* _Work to complete_
Take every line from the data that has the word "JSON" in it.

___ Provided data

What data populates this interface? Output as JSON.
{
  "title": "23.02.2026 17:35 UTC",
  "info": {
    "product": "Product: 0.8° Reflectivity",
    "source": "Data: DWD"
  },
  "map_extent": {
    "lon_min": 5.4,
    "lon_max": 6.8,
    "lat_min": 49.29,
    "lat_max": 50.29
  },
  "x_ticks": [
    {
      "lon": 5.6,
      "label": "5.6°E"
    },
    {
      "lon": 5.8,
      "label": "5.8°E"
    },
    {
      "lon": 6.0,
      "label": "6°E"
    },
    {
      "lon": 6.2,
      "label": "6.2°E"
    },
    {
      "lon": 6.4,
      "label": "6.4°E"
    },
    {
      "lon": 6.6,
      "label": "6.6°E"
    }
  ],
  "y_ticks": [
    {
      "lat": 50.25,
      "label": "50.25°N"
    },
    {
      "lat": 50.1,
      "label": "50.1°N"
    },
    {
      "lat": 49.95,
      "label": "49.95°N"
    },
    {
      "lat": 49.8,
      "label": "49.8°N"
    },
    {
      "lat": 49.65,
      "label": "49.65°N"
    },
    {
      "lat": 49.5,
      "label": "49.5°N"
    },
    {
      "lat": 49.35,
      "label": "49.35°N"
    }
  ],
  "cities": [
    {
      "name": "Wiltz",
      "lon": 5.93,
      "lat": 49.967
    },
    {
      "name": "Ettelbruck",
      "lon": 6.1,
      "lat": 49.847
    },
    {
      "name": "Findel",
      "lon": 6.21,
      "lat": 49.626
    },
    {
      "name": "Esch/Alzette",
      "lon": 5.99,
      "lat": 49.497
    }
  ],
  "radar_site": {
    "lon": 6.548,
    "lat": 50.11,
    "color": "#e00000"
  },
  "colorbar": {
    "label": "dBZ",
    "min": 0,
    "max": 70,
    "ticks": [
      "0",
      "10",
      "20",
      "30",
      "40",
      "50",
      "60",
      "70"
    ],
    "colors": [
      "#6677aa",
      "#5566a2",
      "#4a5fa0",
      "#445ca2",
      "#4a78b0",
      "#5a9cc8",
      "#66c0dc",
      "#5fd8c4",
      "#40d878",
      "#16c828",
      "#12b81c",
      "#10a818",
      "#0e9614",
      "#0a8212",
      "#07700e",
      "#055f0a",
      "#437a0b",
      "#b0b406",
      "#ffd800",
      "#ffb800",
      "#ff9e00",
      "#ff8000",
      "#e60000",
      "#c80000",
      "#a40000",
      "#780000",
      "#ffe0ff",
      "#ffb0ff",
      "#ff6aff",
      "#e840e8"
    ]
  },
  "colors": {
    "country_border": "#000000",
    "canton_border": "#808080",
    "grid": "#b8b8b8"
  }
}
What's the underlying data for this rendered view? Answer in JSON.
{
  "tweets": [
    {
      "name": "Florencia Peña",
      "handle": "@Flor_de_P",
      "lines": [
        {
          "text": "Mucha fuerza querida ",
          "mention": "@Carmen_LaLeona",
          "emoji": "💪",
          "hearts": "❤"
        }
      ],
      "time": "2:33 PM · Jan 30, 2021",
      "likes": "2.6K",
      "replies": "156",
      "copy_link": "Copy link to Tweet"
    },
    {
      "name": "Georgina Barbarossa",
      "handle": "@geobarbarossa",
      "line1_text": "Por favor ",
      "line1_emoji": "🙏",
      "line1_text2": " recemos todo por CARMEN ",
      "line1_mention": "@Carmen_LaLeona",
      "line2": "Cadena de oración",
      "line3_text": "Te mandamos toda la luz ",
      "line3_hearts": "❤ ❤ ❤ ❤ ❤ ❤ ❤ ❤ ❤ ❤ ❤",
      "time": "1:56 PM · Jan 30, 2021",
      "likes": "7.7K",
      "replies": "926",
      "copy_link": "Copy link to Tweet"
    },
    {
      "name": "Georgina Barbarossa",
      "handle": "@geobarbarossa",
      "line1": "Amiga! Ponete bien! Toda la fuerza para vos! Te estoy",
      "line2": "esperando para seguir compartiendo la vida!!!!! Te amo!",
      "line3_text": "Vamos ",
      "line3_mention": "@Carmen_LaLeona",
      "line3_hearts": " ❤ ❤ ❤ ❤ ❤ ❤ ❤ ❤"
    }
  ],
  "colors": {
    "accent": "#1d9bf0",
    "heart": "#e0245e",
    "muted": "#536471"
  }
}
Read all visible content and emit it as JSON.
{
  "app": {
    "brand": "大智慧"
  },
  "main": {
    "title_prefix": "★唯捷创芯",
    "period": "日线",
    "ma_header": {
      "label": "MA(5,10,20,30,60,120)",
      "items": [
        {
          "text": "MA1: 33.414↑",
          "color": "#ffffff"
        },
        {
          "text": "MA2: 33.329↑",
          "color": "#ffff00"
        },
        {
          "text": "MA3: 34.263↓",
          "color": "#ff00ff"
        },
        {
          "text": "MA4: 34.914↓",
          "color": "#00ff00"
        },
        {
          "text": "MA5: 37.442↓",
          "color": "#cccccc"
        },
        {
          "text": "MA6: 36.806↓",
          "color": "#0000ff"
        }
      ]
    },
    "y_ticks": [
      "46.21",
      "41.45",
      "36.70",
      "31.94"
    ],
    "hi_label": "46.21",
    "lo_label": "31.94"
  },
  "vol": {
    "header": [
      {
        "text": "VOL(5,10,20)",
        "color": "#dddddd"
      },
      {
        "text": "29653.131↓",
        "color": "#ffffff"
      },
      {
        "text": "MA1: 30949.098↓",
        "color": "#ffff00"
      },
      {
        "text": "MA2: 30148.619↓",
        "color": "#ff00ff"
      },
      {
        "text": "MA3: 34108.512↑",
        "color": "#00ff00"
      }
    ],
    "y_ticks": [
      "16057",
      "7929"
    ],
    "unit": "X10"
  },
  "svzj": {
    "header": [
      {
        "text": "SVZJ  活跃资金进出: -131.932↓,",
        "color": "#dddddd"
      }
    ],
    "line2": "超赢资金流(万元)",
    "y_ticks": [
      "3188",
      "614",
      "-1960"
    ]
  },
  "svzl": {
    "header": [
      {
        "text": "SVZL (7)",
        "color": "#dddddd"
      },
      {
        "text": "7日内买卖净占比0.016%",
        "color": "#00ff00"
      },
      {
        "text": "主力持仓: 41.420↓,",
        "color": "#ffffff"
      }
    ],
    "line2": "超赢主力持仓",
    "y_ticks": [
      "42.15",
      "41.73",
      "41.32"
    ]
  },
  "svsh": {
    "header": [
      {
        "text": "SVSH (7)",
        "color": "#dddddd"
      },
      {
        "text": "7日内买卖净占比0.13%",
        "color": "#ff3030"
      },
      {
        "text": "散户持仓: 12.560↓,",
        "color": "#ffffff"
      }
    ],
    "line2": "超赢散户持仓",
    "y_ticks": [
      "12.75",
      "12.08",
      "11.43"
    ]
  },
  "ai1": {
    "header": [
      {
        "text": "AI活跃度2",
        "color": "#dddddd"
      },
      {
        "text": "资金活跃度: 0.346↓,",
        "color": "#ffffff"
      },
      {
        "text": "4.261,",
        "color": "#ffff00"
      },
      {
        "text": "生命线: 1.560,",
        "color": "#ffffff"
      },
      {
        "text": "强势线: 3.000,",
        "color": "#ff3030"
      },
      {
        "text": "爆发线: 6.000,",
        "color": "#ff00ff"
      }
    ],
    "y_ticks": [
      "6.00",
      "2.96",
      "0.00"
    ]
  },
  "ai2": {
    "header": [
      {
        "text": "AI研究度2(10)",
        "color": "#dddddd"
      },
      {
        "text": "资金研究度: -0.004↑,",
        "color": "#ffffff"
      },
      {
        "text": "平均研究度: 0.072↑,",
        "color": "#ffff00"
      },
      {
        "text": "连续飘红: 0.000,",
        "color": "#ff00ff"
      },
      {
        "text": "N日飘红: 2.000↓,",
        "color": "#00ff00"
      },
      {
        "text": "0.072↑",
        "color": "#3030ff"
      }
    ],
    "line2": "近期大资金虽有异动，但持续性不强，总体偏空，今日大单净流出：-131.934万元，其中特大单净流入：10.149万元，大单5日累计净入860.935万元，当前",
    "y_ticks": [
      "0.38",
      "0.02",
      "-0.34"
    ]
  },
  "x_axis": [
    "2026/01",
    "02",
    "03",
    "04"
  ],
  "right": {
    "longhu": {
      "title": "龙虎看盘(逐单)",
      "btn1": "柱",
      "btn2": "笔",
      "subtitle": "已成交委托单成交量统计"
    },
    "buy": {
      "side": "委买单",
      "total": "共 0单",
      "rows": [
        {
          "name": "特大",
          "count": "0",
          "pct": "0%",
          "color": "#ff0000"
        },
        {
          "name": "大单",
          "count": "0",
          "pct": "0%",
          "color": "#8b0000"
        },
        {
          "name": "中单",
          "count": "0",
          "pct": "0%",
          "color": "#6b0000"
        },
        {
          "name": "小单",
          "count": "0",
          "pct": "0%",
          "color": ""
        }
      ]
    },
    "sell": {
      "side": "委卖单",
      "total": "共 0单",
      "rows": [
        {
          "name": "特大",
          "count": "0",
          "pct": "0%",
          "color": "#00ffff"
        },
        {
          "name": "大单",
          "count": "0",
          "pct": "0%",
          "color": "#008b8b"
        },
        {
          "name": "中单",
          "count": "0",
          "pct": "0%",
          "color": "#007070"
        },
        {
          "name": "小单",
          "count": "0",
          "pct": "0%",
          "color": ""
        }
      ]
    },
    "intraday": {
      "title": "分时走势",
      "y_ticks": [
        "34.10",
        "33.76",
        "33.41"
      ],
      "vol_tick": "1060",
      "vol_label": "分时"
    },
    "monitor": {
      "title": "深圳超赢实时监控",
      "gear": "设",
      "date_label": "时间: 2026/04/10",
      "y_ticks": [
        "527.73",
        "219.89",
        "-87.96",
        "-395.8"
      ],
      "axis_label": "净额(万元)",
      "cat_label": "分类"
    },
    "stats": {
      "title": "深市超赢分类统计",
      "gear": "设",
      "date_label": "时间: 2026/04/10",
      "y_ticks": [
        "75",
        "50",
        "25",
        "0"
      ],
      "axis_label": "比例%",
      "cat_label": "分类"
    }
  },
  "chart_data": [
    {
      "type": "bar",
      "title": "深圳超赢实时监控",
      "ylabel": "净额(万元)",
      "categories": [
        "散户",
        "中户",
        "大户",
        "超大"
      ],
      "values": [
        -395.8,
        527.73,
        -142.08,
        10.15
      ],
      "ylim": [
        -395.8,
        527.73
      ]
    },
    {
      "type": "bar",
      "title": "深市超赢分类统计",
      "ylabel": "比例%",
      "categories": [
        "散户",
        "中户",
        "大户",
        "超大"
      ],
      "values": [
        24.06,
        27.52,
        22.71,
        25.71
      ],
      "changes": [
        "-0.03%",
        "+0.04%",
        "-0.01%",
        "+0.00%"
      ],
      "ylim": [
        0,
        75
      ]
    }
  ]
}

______

* _Answer_
What data populates this interface? Output as JSON.
What's the underlying data for this rendered view? Answer in JSON.
Read all visible content and emit it as JSON.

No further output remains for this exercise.